Some 800 cows and 200 horses almost died of thirst earlier this month on Mt. Suva Planina in southeastern Serbia after their sole source of drinking water dried up, forcing farmers and environmental activists to appeal on people, businesses, and authorities to help supply water to the suffering animals. The near tragedy took place amid increasingly common summer heat waves and drinking water shortages throughout Serbia.
Last week, the Green Patrol in Action, a group of environmental activists, managed to secure a donor to pay for the supply and transport of 30 tons of water to Mt. Suva Planina, but they weren’t able to find a firm with water tank trucks to deliver it to the animals. Not even public utilities in nearby cities and towns would provide them with tank trucks even though they were going to pay for the service.

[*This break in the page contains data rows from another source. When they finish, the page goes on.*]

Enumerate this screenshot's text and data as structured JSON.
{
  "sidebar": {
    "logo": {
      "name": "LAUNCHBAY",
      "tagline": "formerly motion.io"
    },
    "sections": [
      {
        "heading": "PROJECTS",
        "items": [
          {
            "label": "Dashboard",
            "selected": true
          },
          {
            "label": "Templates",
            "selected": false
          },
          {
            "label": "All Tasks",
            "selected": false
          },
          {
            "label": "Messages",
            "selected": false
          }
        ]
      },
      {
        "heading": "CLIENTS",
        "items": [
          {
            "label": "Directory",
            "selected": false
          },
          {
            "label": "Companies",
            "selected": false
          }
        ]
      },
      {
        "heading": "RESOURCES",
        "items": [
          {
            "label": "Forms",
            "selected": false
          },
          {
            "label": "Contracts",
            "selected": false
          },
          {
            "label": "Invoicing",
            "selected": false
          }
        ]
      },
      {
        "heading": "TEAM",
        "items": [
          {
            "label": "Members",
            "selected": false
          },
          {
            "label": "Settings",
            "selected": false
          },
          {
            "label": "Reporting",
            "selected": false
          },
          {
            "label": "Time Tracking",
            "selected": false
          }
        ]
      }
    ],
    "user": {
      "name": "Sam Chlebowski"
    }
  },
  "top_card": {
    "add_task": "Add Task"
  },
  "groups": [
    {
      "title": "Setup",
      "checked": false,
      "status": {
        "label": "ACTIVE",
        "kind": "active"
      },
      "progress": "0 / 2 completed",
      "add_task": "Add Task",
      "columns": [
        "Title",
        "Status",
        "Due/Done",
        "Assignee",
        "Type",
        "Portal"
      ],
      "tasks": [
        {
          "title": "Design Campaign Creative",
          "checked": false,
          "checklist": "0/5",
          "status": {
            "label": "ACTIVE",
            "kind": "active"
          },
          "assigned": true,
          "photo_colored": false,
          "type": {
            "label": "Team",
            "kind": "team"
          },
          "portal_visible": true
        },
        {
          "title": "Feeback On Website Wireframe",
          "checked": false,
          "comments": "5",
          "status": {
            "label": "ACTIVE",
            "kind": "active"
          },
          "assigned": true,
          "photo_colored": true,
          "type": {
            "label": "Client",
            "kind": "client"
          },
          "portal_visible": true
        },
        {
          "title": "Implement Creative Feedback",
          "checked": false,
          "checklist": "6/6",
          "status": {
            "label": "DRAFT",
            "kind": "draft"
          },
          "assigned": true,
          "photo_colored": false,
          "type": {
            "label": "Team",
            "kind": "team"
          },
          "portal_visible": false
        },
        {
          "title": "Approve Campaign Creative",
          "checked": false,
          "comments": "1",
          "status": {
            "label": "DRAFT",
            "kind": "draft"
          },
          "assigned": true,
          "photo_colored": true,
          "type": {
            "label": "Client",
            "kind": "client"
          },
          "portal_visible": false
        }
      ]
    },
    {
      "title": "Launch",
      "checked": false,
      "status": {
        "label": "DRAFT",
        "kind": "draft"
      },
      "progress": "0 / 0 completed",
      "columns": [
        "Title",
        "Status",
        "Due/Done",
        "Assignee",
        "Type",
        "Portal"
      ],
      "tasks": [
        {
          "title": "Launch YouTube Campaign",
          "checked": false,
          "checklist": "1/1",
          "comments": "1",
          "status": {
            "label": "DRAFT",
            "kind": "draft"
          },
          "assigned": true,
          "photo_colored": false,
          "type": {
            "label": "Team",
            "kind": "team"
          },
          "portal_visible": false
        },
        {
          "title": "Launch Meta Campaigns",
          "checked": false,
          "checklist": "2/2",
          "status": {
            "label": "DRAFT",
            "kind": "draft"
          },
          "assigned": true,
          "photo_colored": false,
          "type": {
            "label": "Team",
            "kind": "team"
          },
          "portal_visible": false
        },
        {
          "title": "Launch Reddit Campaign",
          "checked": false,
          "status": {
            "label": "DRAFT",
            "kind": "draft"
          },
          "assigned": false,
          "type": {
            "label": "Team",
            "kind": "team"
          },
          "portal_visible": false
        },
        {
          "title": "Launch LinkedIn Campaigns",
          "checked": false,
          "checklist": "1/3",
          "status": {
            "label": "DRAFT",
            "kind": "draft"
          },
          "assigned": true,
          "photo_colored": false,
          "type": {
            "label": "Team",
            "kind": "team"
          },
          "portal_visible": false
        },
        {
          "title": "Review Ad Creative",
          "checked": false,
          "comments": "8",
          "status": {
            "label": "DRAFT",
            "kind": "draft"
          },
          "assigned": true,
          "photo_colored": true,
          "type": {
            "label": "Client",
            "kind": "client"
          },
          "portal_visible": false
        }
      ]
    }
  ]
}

A man from Leskovac brought 500 liters of water to farmers in his van
At the height of the crisis, a man from the city of Leskovac demonstrated solidarity in action. Vlada Vasiljković loaded his van with 500 liters of water and drove to Mt. Suva Planina to deliver it to farmers. “I appeal on [everyone] to help the residents and these poor animals,” Vasiljković said at the time.
Photo: Sally Dimitrijević
The crisis has been handled in the meantime, but only partially, as quantities of water supplied are not enough
In the meantime, the crisis has been handled, as the Ministry of Agriculture has secured daily supplies of water for the animals. However, the locals claim the quantities are not sufficient and insist on working out a lasting solution.
Drinking water shortages in summer months are increasingly common in Serbia
Jovan Miljković, a local resident, explained last week that the spring on Mt. Suva Planina had not provided enough water for the cattle for a full month due to severe drought.
This past summer, a number of towns throughout Serbia experienced drinking water shortages, which, according to officials, were due to consumption spikes, caused by a heat wave, as well as low river levels and equipment malfunction.
Water outages, which used to be sporadic and caused only by breakdowns, have become almost regular in summer months. Time will tell whether the real reasons lie in poor management of water sources and water supply networks, increased consumption, or, indeed, climate change, which causes extreme temperatures.